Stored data
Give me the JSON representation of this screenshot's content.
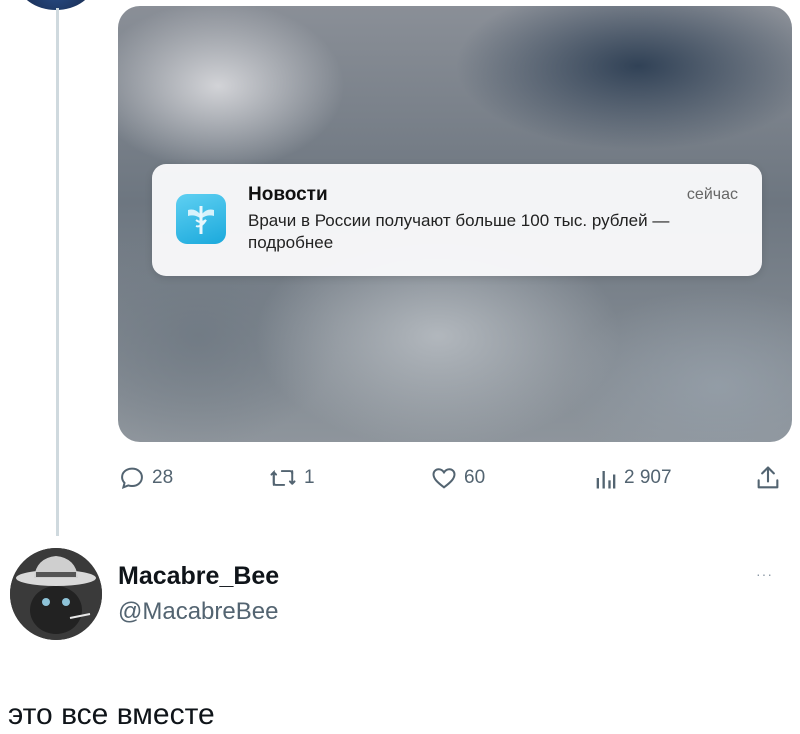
{
  "notification": {
    "app_name": "Новости",
    "time": "сейчас",
    "body": "Врачи в России получают больше 100 тыс. рублей — подробнее"
  },
  "actions": {
    "replies": "28",
    "reposts": "1",
    "likes": "60",
    "views": "2 907"
  },
  "reply": {
    "author_name": "Macabre_Bee",
    "author_handle": "@MacabreBee",
    "more": "···",
    "text": "это все вместе"
  }
}
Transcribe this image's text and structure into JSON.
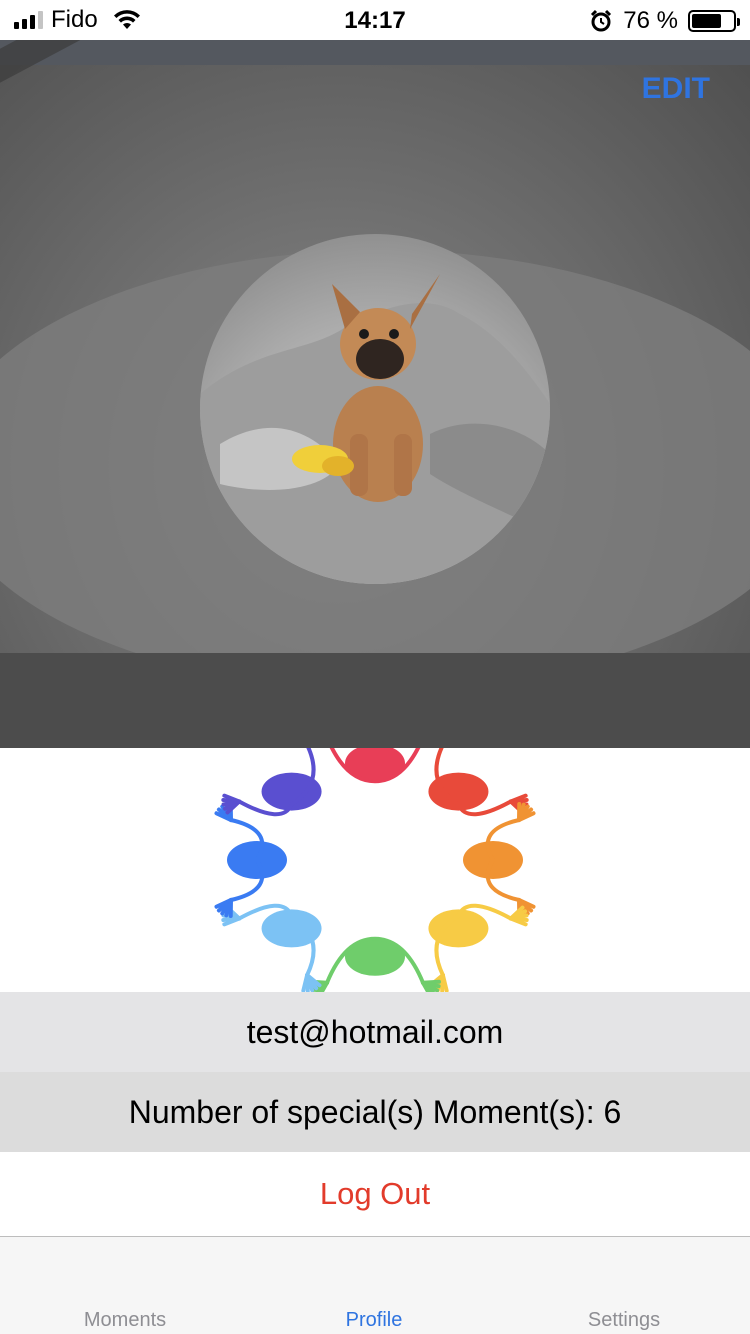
{
  "status_bar": {
    "carrier": "Fido",
    "time": "14:17",
    "battery": "76 %",
    "battery_level": 0.76
  },
  "hero": {
    "edit_label": "EDIT"
  },
  "profile": {
    "email": "test@hotmail.com",
    "moments_count_text": "Number of special(s) Moment(s): 6",
    "logout_label": "Log Out"
  },
  "tabs": [
    {
      "label": "Moments",
      "active": false
    },
    {
      "label": "Profile",
      "active": true
    },
    {
      "label": "Settings",
      "active": false
    }
  ],
  "colors": {
    "accent": "#2f74e0",
    "logout": "#e23b2b",
    "logo_colors": [
      "#e83e57",
      "#e84a3a",
      "#f09333",
      "#f7cb45",
      "#6fcd6b",
      "#7cc2f4",
      "#3a7bf2",
      "#5a4fd0"
    ]
  }
}
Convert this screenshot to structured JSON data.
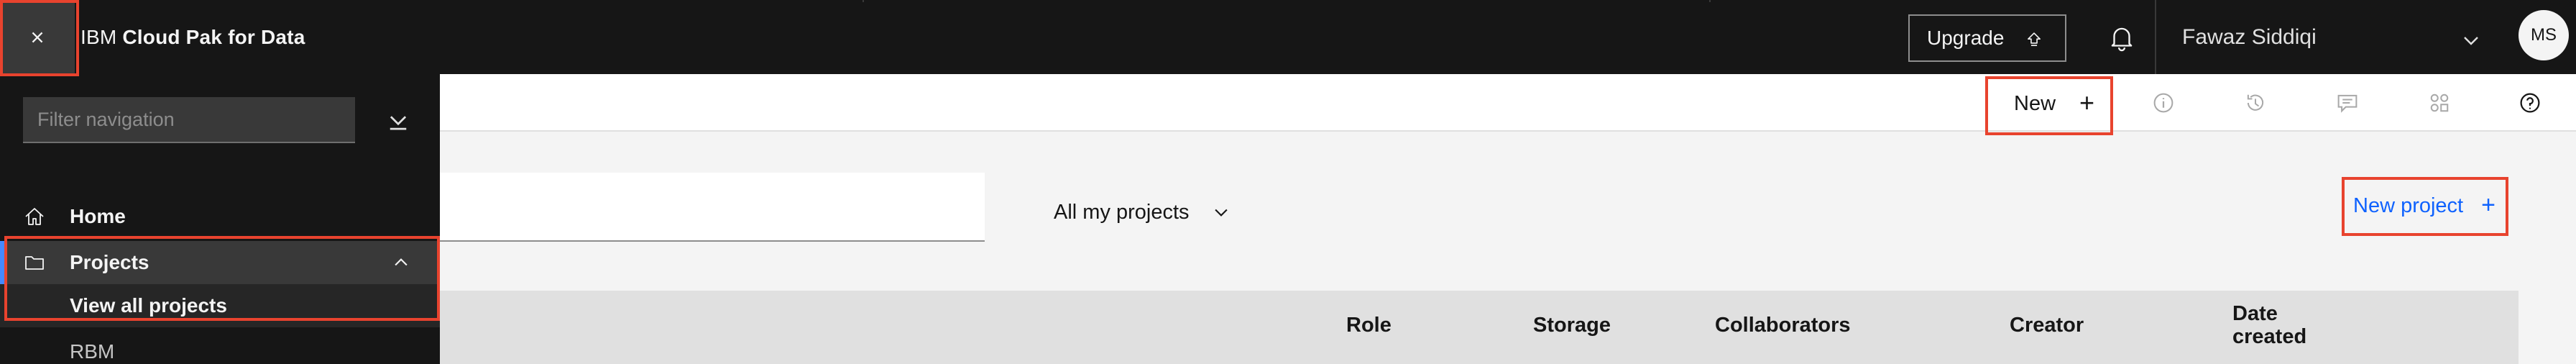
{
  "header": {
    "brand_prefix": "IBM",
    "brand_product": "Cloud Pak for Data",
    "upgrade_label": "Upgrade",
    "user_name": "Fawaz Siddiqi",
    "avatar_initials": "MS"
  },
  "toolbar": {
    "new_label": "New",
    "icons": [
      "info-icon",
      "history-icon",
      "chat-icon",
      "services-icon",
      "help-icon"
    ]
  },
  "sidenav": {
    "filter_placeholder": "Filter navigation",
    "home_label": "Home",
    "projects_label": "Projects",
    "view_all_projects_label": "View all projects",
    "rbm_label": "RBM"
  },
  "main": {
    "filter_label": "All my projects",
    "new_project_label": "New project",
    "table_columns": [
      "Role",
      "Storage",
      "Collaborators",
      "Creator",
      "Date created"
    ],
    "date_created_lines": [
      "Date",
      "created"
    ]
  },
  "colors": {
    "header_bg": "#161616",
    "accent_link": "#0f62fe",
    "highlight": "#e8432e",
    "active_nav": "#393939"
  }
}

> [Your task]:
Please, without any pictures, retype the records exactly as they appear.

> [Worked solution]:
Give me the JSON representation of this screenshot's content.
{
  "notification": {
    "app_name": "Новости",
    "time": "сейчас",
    "body": "Врачи в России получают больше 100 тыс. рублей — подробнее"
  },
  "actions": {
    "replies": "28",
    "reposts": "1",
    "likes": "60",
    "views": "2 907"
  },
  "reply": {
    "author_name": "Macabre_Bee",
    "author_handle": "@MacabreBee",
    "more": "···",
    "text": "это все вместе"
  }
}
Transcribe this image's text and structure into JSON.
{
  "status_bar": {
    "carrier": "Fido",
    "time": "14:17",
    "battery": "76 %",
    "battery_level": 0.76
  },
  "hero": {
    "edit_label": "EDIT"
  },
  "profile": {
    "email": "test@hotmail.com",
    "moments_count_text": "Number of special(s) Moment(s): 6",
    "logout_label": "Log Out"
  },
  "tabs": [
    {
      "label": "Moments",
      "active": false
    },
    {
      "label": "Profile",
      "active": true
    },
    {
      "label": "Settings",
      "active": false
    }
  ],
  "colors": {
    "accent": "#2f74e0",
    "logout": "#e23b2b",
    "logo_colors": [
      "#e83e57",
      "#e84a3a",
      "#f09333",
      "#f7cb45",
      "#6fcd6b",
      "#7cc2f4",
      "#3a7bf2",
      "#5a4fd0"
    ]
  }
}
Convert this screenshot to structured JSON data.
{
  "header": {
    "brand_prefix": "IBM",
    "brand_product": "Cloud Pak for Data",
    "upgrade_label": "Upgrade",
    "user_name": "Fawaz Siddiqi",
    "avatar_initials": "MS"
  },
  "toolbar": {
    "new_label": "New",
    "icons": [
      "info-icon",
      "history-icon",
      "chat-icon",
      "services-icon",
      "help-icon"
    ]
  },
  "sidenav": {
    "filter_placeholder": "Filter navigation",
    "home_label": "Home",
    "projects_label": "Projects",
    "view_all_projects_label": "View all projects",
    "rbm_label": "RBM"
  },
  "main": {
    "filter_label": "All my projects",
    "new_project_label": "New project",
    "table_columns": [
      "Role",
      "Storage",
      "Collaborators",
      "Creator",
      "Date created"
    ],
    "date_created_lines": [
      "Date",
      "created"
    ]
  },
  "colors": {
    "header_bg": "#161616",
    "accent_link": "#0f62fe",
    "highlight": "#e8432e",
    "active_nav": "#393939"
  }
}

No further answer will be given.